"Now will my husband be joined to me," and she calls him Levi, "joined!" The
true Levite is He who really joins God to man, and man to God. Need I say who
He is?- the Risen One who, having passed through death for us and gone on high,
is thus our Daysman, the "One Mediator between God and man." We find thus the
genealogy of Moses and Aaron carefully given in the early part of Exodus, in
order that we may know these men as the double type of the Lord Jesus

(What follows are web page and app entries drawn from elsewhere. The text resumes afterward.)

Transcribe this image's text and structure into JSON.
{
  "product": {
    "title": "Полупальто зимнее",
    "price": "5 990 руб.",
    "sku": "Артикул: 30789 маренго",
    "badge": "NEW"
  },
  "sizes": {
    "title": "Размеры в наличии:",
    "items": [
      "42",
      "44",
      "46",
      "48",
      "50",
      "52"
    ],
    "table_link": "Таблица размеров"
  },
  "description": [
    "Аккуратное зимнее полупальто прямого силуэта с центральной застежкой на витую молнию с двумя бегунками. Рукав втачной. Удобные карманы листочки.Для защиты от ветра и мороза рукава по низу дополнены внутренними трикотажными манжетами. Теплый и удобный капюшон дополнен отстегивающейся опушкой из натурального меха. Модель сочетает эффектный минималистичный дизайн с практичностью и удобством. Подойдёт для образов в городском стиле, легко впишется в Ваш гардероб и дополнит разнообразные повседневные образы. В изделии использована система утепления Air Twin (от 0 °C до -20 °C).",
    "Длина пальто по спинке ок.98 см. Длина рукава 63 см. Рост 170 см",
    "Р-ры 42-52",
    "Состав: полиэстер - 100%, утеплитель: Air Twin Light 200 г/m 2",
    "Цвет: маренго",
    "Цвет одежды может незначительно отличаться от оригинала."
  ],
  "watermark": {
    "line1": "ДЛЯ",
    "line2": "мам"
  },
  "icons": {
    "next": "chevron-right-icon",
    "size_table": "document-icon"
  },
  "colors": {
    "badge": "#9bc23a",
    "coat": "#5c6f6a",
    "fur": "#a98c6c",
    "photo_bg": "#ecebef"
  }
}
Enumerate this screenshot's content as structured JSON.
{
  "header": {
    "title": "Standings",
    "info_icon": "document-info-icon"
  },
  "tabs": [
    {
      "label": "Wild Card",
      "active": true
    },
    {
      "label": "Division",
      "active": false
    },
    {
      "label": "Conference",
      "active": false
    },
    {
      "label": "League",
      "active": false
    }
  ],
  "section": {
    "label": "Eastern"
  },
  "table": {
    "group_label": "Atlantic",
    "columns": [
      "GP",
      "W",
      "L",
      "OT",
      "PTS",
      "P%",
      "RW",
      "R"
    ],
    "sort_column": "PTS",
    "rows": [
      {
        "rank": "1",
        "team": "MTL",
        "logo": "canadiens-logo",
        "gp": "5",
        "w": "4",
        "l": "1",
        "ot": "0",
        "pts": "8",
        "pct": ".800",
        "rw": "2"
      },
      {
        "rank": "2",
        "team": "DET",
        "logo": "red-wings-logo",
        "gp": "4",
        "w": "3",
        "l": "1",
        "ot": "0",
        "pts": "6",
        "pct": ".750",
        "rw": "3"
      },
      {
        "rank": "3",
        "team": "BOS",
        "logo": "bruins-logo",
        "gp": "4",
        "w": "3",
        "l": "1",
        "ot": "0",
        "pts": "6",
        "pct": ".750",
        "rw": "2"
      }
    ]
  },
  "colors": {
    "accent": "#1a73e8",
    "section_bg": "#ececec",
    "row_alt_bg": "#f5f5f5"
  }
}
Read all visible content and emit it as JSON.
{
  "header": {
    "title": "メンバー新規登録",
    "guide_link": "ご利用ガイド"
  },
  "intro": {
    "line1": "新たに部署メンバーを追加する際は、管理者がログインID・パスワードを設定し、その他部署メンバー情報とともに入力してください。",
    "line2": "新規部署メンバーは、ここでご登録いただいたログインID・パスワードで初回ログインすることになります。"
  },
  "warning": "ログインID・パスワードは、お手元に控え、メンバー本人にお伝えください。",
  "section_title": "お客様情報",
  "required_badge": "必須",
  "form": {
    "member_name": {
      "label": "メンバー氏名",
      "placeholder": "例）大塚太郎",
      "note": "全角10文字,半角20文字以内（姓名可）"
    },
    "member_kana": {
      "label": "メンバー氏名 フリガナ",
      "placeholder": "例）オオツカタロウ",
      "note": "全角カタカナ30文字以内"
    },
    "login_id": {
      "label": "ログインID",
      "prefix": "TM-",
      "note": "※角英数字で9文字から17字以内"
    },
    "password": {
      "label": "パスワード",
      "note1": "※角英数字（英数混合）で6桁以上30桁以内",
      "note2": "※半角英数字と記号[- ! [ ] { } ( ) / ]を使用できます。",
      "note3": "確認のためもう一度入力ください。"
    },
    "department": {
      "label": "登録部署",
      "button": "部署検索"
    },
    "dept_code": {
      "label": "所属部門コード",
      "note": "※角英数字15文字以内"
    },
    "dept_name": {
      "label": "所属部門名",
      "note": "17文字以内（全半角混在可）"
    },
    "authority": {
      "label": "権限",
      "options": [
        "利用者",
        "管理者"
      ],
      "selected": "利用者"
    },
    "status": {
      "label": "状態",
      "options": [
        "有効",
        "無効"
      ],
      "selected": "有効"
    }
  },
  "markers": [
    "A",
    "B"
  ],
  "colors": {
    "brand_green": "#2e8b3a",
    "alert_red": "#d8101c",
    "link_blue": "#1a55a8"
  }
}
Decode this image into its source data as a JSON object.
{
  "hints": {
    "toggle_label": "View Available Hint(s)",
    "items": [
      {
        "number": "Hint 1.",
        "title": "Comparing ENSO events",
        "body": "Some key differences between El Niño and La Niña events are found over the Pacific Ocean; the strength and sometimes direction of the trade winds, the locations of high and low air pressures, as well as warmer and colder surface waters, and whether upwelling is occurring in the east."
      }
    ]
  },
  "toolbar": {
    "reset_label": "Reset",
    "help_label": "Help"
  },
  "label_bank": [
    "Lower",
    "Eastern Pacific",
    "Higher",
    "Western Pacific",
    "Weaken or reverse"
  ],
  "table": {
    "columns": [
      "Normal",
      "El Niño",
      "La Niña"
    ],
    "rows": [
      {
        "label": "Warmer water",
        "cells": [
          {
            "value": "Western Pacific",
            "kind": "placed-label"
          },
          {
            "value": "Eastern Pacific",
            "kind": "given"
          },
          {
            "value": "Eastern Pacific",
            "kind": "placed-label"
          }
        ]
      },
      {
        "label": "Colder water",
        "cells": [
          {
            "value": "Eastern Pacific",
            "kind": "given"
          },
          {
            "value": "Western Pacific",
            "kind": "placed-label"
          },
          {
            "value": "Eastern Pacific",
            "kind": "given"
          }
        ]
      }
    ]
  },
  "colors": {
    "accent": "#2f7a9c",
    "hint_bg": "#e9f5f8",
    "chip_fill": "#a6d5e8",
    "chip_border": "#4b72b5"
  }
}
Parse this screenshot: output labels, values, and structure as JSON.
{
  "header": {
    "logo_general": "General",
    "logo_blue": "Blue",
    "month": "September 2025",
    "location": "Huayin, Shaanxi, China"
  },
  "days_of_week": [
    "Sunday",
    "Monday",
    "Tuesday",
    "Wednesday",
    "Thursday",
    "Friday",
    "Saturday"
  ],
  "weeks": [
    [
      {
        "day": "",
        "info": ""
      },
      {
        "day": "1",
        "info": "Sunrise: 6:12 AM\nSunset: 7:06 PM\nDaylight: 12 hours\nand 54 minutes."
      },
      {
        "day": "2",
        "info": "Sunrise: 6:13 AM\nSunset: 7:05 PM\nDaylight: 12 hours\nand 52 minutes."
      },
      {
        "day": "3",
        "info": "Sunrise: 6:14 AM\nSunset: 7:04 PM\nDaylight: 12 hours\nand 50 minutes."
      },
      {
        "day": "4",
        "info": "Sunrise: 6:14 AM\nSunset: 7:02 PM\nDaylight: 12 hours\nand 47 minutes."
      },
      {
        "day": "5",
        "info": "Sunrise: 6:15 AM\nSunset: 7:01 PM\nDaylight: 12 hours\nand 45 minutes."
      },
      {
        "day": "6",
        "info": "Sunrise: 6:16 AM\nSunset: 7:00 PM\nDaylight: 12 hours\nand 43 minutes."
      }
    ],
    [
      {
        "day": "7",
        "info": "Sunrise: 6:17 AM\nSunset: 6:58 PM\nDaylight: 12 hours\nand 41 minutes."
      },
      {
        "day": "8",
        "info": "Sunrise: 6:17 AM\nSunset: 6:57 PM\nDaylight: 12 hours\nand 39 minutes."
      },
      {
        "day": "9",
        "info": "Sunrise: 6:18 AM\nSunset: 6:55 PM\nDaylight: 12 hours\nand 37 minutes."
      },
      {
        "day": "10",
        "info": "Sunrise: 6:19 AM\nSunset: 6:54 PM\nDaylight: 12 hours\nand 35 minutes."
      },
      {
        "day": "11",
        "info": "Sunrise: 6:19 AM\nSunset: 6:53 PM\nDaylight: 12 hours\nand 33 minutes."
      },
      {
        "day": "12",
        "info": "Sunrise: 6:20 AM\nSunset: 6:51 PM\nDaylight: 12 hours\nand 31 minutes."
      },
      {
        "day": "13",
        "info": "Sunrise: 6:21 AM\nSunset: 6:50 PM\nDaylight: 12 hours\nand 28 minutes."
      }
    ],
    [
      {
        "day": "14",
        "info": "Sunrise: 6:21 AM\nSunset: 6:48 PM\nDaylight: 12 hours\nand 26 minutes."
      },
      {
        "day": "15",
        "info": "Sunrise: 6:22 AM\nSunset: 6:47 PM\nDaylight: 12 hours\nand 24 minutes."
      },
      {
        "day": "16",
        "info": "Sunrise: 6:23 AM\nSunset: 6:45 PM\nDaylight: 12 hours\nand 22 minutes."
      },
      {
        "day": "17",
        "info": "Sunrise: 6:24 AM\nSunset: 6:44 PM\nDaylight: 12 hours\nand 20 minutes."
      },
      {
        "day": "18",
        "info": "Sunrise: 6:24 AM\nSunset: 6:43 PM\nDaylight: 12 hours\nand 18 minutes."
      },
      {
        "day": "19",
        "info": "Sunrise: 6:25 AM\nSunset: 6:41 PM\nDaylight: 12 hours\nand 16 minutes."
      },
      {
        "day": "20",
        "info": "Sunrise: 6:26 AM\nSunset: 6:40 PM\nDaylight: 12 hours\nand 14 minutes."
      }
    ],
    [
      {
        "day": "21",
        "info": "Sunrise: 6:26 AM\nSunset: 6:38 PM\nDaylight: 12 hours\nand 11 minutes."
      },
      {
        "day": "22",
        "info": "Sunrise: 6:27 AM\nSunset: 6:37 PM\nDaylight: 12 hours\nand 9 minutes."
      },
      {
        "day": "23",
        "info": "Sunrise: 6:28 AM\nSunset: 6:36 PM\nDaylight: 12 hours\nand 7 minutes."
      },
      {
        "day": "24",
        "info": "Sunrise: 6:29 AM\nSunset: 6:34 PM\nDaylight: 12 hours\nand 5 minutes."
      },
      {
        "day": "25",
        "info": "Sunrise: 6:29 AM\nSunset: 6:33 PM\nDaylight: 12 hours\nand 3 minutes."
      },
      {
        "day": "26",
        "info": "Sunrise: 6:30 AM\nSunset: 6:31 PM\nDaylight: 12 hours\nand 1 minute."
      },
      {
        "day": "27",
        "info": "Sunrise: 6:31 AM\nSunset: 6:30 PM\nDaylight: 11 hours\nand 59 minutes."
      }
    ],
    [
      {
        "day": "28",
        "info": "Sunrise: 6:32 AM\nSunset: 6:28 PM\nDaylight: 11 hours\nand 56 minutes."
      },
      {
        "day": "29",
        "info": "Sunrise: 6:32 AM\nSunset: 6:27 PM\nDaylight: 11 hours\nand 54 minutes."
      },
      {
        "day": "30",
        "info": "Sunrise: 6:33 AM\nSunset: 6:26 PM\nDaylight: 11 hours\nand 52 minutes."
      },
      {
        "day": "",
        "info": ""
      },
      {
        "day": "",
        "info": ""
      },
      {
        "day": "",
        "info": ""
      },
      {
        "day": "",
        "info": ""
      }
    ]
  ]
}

Moses is exposed to the death-sentence under which Israel lies in
Egypt: he of course by birth. We must distinguish and contrast, however, for
here we have the shadow, not the very image. The Lord only came to put Himself
under our sentence, in grace, not being exposed to jt naturally, I need not
say. Nor did it have title over Him at any time. He could have gone to God in
that sin less, perfect humanity of His with twelve legions of angels from the
garden where He delivered Himself up into His creatures' hands. "Death passed
upon all men, for that all have sinned," but no principle of mortality lurked
in the body prepared Him. It was only when He came into it for others that He
could die. He took of course a body capable of dying. That is truly so: but He
did not take a body with a seed of death in it. He took a pure spotless
humanity; a true humanity, of course: truer than our own because it was
humanity without flaw or defect, entirely according to God's thought of what
humanity should be. Even in the grave the Holy One of God saw no

Moses was naturally exposed to death; but the Lord went down
into it in grace. In this sense too His zeal for God was what devoured Him.

Before Moses becomes a deliverer, he has to be exposed to death and taken out
of it. He does not actually die, we know. He could be spared, as Isaac too was
spared. Only His own beloved Son God could not spare. Sentenced to death at the
world's hand, Moses is taken out of it; then he has to take his place in
rejection at the hands of his own people, else he would not be properly a type
of the Deliverer here. He is not only cast out by the world, but rejected by
his brethren, as was our Lord. True, there was failure on Moses' part, however
much the affliction of his brethren was in his heart. There was a true desire
for them, and a presentiment that God had chosen him to be the deliverer. As
you find in Stephen's words to the Jews, he thought they would recognize him as
such. They did not recognize him. They say, "Who made thee a ruler and a judge
over us?" and Moses fled into Midian, rejected by his brethren. It is in that
character that we have to do with the Lord Jesus Christ now.
We find Moses
then in the land of Midian, and soon with a Gentile bride. But his son's name
tells us that no real home is yet found by him. He names his son, "Gershom"--"a
stranger"- for he says: "I have been a stranger in a strange land." Beautifully
here Moses reflects our character and position in the world, and of Him to whom
we belong. The wife belongs no more to Midian, but to her husband. The
"stranger" son becomes no resident of the land in which he is born. These
things should want no interpreter to any of our hearts. God grant us only to be
more Gershoms in the land of Midian - strangers in a world where, if Christ can
find a bride, He cannot a home.

In the next chapter, Moses will appear
distinctly as the divinely appointed saviour. This tonight, is a preliminary
sketch, by way of introduction to that which is the great theme of the book.
The story in Exodus itself is so far brief and rapid. We shall have soon
abundant details of the deepest interest - details of our own history as God's
redeemed: a history which transcends this wonderful story as the antitype must
needs transcend the type. From the Passover to the Land, the wonderful and
majestic dealings of God with a people whose weakness and waywardness made them
the objects of his tenderest care, and the subjects of the display of His power
and grace, are our types, "written for our admonition, upon whom the ends of
the ages have come." What must we be to Him who has written our history in the
records of these bygone agesl Oh, may we adoringly accept the love, and bow our
hearts to receive the admonition!